Owners of Toyota vehicles that experienced sudden and unintended acceleration have reached a settlement that could require the carmaker to pay as much as $1.4 billion in claims, according to the auto maker and the law firm representing Toyota customers.
U.S. District Court Judge James Selna, at whose direction the many lawsuits over the "runaway car" fears were consolidated in 2010, will review the proposed settlement Friday.
From NPR News, this is ALL THINGS CONSIDERED. I'm Robert Siegel.
7.7 percent, that's the current unemployment rate. It's a full percentage point lower than this time last year. That sounds like progress, a modest number of new jobs are being added every month. But labor force participation, a measure of both people who are working and those who are actively looking for work, is at its lowest point in three decades.
This is TALK OF THE NATION. I'm Ari Shapiro in Washington. Neal Conan is away. This week, many of us are making year-end charitable donations. There are countless needy people and worthy causes competing for our dollars. So many philanthropists today want proof that an organization actually succeeds at its mission.
Originally published on Wed December 26, 2012 4:46 am
In the East Bay area outside of San Francisco, a community has turned against its firefighters.
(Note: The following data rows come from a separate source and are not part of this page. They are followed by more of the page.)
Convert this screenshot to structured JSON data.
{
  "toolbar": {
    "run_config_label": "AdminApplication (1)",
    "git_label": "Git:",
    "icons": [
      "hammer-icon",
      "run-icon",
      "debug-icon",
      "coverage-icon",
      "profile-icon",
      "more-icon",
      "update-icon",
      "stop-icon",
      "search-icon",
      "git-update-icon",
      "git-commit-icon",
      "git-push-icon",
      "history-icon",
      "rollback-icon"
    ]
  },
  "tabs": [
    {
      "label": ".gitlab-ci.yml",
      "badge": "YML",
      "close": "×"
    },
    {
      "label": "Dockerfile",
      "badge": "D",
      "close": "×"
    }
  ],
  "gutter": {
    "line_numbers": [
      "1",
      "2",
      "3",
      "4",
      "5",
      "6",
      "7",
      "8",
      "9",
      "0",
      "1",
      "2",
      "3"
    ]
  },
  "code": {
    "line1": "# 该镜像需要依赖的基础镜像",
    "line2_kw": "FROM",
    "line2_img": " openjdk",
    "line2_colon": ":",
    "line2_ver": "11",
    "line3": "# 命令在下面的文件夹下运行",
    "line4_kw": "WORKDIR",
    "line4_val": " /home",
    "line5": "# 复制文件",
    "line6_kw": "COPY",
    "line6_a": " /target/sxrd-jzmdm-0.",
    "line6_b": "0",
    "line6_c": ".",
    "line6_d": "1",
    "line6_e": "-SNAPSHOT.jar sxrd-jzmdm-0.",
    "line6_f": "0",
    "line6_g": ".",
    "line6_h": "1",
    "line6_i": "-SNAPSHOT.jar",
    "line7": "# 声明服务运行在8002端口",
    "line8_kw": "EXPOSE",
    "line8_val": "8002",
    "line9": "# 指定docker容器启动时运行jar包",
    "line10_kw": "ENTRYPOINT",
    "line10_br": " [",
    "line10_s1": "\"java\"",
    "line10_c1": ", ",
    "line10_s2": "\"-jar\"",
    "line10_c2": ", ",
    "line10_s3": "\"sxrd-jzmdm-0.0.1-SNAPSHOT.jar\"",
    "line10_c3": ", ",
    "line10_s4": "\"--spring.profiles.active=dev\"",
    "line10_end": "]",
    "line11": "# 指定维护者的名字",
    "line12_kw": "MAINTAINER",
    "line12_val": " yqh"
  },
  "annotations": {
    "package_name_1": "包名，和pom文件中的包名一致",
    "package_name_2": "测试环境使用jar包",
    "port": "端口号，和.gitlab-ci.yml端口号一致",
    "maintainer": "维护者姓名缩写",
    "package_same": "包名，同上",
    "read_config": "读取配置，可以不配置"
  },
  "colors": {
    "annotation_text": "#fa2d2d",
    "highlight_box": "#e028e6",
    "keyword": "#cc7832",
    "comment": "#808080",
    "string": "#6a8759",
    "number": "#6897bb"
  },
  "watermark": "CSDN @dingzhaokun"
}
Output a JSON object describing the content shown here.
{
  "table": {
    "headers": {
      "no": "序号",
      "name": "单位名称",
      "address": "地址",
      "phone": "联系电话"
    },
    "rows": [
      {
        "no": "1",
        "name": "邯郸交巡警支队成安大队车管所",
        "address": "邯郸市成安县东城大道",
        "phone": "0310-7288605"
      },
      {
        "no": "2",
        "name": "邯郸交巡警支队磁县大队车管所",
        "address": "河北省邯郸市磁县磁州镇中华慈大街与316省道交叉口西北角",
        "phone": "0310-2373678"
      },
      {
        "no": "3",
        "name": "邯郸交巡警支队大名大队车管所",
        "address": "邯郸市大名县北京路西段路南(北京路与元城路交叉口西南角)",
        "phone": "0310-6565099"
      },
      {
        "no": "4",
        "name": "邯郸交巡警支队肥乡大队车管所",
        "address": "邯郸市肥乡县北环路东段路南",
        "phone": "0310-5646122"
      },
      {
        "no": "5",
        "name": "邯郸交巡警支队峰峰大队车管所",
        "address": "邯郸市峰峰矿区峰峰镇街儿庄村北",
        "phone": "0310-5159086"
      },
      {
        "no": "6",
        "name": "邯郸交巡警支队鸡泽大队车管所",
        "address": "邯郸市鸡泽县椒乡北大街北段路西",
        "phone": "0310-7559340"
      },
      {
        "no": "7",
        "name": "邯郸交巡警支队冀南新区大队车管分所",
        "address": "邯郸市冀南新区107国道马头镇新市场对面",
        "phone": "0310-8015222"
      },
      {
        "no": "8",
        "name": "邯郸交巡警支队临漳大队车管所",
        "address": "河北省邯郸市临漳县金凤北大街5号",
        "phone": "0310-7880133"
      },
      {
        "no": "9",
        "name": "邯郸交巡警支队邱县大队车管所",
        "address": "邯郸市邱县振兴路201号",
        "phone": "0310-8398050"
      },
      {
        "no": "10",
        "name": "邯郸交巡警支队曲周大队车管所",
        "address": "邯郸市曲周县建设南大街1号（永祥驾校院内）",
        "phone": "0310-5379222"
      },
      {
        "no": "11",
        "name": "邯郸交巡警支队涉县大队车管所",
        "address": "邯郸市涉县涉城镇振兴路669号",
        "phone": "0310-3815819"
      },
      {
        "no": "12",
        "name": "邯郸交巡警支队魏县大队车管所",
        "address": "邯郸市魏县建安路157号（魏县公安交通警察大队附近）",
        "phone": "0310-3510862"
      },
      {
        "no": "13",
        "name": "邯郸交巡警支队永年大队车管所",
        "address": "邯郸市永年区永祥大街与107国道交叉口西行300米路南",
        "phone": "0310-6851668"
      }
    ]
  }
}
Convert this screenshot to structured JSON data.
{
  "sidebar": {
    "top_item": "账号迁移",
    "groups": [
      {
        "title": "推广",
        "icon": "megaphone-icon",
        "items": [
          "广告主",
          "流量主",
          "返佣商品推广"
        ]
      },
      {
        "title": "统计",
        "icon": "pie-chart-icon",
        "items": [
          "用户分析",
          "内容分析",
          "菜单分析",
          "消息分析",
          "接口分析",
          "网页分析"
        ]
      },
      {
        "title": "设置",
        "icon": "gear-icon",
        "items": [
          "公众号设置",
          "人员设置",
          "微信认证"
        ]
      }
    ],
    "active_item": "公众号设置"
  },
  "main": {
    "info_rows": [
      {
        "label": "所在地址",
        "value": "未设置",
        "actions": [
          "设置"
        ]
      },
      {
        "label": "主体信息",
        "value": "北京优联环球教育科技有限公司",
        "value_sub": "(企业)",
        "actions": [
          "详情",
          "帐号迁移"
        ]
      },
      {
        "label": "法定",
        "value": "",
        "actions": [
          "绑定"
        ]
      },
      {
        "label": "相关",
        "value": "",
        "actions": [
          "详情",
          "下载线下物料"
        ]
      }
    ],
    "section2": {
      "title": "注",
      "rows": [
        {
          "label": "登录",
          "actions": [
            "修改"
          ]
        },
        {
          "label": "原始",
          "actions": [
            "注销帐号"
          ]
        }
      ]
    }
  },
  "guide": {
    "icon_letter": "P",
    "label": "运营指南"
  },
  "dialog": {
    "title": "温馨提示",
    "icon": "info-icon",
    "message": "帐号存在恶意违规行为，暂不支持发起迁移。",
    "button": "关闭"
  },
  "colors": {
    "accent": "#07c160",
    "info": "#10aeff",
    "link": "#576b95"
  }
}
The Contra Costa Fire Department is set to close four firehouses after voters failed to pass a tax to keep them open. Some say they want to see changes to firefighter pensions before they give the department more money. The firefighters say they feel like they are under attack.
Originally published on Wed December 26, 2012 5:23 am
Holiday Sales rose by less than 1 percent from the year before, according to MasterCard's SpendingPulse unit. That's the slowest growth in spending since the 2008 recession. Even online sales — which posted double digit gains over the past few years — were lackluster this year.
Originally published on Wed December 26, 2012 4:53 am
David Greene talks to Sydney Finkelstein, who teaches management at the Tuck School of Business at Dartmouth, about his list of the worst CEOs of 2012. Of interest is not just who made the list this year, but who didn't.
Raj Rajaratnam, center, billionaire co-founder of Galleon Group, is surrounded by photographers as leaves Manhattan federal court May 11 after being convicted of insider trading charges.
Credit Mary Altaffer / AP
Patrick Carroll (left) and David Chaves head white collar crime and securities fraud units at the FBI's New York office. Their team pursued insider trading with some of the same tactics used on organized crime and drug cartels.
It was another busy year for federal authorities pursuing insider trading cases. Seventy-five people have now been charged in the last three years, and investigators say that success comes largely from their decision to attack insider trading the way they take down the Mafia and drug cartels — with tools such as wiretaps, informants and cooperators.
The story behind how the government decided to go after insider trading as hard as it goes after the mob is really just a story about dead ends.
Those of us trying to lose some pounds after overindulging this holiday season can get help from a slew of smartphone apps that count steps climbed and calories burned. Self-tracking has also become a way for companies to make money using your fitness data. And some experts worry that the data collected could be used against users in the long run.
At a recent Quantified Self Meetup in downtown San Francisco, technology lovers are testing homemade do-it-yourself devices on people eager to measure their mind and body.
Originally published on Wed December 26, 2012 12:46 am
In the United States, popular holiday gifts come and go from year to year. But in Iceland, the best Christmas gift is a book — and it has been that way for decades.
Iceland publishes more books per capita than any other country in the world, with five titles published for every 1,000 Icelanders. But what's really unusual is the timing: Historically, a majority of books in Iceland are sold from late September to early November. It's a national tradition, and it has a name: Jolabokaflod, or the "Christmas Book Flood."